::: SOURCE DATA :::
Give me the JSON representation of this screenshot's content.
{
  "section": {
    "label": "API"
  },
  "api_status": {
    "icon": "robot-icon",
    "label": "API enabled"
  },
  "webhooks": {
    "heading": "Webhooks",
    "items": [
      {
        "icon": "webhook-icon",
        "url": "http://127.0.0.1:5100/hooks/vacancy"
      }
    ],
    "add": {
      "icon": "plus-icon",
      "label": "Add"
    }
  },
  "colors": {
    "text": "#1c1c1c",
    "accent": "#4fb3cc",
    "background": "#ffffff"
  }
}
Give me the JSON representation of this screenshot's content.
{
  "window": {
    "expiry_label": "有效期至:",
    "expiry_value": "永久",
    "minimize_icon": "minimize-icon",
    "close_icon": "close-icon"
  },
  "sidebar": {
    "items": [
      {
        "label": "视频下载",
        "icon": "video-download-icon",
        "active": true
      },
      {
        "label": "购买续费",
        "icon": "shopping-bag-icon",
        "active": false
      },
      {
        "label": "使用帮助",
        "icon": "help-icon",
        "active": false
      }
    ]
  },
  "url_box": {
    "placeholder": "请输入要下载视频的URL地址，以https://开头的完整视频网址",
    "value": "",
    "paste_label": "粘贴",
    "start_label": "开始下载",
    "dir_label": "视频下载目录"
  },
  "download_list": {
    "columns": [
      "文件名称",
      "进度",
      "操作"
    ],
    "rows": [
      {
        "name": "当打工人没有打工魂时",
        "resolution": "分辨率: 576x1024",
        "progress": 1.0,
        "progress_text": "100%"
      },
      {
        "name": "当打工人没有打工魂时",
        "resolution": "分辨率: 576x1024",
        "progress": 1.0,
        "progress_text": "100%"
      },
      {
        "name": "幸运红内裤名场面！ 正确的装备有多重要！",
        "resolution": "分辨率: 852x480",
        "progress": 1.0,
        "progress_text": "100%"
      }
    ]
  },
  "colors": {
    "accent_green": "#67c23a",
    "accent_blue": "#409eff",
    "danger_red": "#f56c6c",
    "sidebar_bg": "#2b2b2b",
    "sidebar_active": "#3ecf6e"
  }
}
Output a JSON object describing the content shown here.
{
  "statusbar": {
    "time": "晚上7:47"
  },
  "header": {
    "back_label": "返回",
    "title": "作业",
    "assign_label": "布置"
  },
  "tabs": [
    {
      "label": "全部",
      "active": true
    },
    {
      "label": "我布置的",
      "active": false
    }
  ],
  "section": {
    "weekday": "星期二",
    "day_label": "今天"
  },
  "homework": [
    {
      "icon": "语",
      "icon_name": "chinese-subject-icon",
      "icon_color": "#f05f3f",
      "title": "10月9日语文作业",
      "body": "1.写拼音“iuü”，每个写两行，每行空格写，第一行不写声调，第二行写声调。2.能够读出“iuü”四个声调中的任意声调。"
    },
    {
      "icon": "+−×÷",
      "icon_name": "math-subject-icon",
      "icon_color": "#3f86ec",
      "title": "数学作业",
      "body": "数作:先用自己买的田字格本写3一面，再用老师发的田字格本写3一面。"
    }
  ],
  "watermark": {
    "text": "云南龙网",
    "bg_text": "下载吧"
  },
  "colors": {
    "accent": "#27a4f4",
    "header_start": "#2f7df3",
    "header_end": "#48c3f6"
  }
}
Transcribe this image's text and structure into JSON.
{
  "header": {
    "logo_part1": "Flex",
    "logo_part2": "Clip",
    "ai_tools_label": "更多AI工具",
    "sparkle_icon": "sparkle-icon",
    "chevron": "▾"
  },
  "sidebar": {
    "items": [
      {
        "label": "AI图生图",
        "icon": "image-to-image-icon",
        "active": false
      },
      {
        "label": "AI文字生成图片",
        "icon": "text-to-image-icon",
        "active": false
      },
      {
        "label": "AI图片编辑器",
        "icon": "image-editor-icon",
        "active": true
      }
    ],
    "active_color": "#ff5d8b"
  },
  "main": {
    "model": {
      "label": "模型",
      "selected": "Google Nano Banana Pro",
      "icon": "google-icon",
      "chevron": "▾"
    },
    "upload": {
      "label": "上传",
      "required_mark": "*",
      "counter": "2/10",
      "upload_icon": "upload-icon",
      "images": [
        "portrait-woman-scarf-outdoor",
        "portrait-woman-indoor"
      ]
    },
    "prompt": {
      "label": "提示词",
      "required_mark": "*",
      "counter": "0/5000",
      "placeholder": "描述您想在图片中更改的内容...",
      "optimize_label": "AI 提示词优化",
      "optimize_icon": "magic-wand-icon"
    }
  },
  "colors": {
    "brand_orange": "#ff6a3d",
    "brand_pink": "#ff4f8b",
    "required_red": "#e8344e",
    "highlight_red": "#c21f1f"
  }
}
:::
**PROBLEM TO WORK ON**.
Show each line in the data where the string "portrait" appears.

**EXERCISE OUTPUT**.
        "portrait-woman-scarf-outdoor",
        "portrait-woman-indoor"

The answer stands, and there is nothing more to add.